According to the results of a UN survey published on Wednesday July 5, Singapore's approach to cybersecurity is near-perfect.
At the same time, while many other rich countries have holes in their cybersecurity defences, some poorer countries are scoring a lot better in this aspect.
Wealth breeds cybercrime, but it does not automatically generate cybersecurity, so governments need to make sure they are prepared, UN International Telecommunication Union (ITU) said.
“There is still an evident gap between countries in terms of awareness, understanding, knowledge and finally capacity to deploy the proper strategies, capabilities and programmes,” the survey said and Reuters reported on July 5.
In the survey named ITU’s Global Cybersecurity Index, the United States was in the second place.
Most of the other highly rated countries were small or developing economies. The rest of the top 10 were Malaysia, Oman, Estonia, Mauritius, Australia, Georgia, France and Canada. Russia ranked 11th. India was 25th, one place ahead of Germany, and China was 34th.
The ranking was based on countries’ legal, technical and organisational institutions, their educational and research capabilities, and their cooperation in information-sharing networks.
“Cybersecurity is an ecosystem where laws, organisations, skills, cooperation and technical implementation need to be in harmony to be most effective,” according to the Index. “The degree of inter-connectivity of networks implies that anything and everything can be exposed, and everything from national critical infrastructure to our basic human rights can be compromised.”
The crucial first step was to adopt a national security strategy, but 50 per cent of countries have none.

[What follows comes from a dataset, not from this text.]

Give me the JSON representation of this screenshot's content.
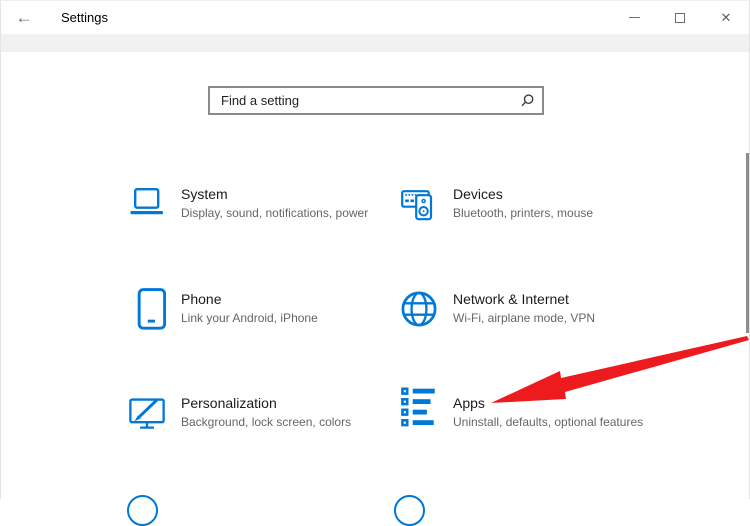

North Korea was ranked in the 57th place - this is higher than its economic development. It was mainly let down by its “cooperation” score.

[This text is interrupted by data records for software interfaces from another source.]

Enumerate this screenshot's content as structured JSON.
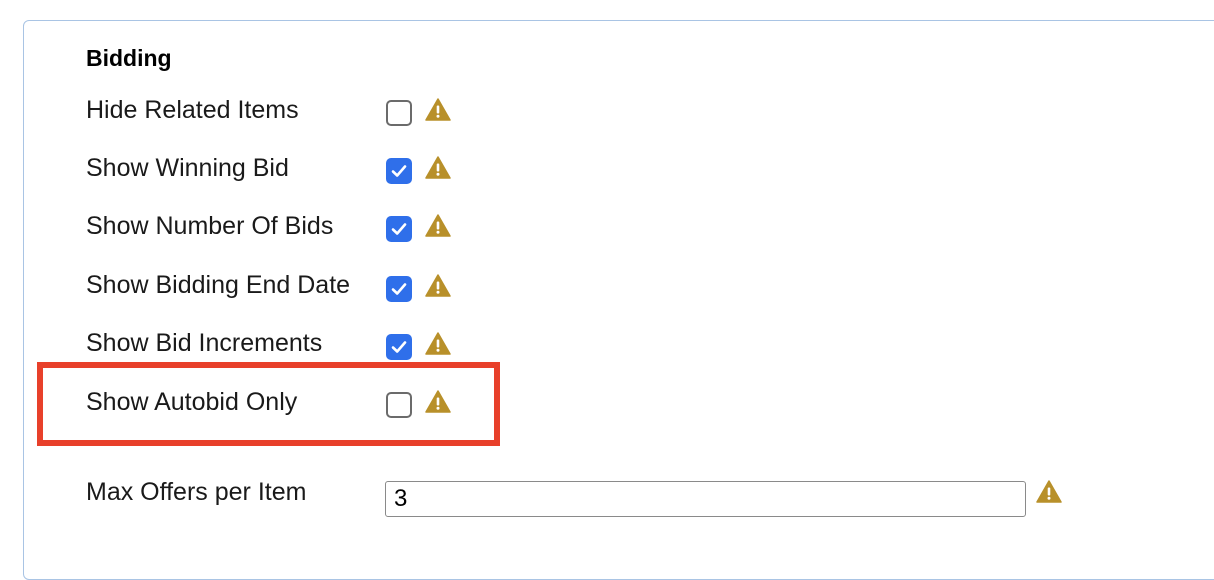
{
  "section": {
    "title": "Bidding"
  },
  "options": [
    {
      "label": "Hide Related Items",
      "checked": false
    },
    {
      "label": "Show Winning Bid",
      "checked": true
    },
    {
      "label": "Show Number Of Bids",
      "checked": true
    },
    {
      "label": "Show Bidding End Date",
      "checked": true
    },
    {
      "label": "Show Bid Increments",
      "checked": true
    },
    {
      "label": "Show Autobid Only",
      "checked": false
    }
  ],
  "max_offers": {
    "label": "Max Offers per Item",
    "value": "3"
  },
  "colors": {
    "checkbox_checked": "#2f6fea",
    "warning_icon": "#b8902a",
    "highlight_border": "#e8402a",
    "panel_border": "#a9c4e4"
  },
  "icons": {
    "warning": "warning-triangle-icon",
    "check": "checkmark-icon"
  }
}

No country did worse than Equatorial Guinea, which scored zero.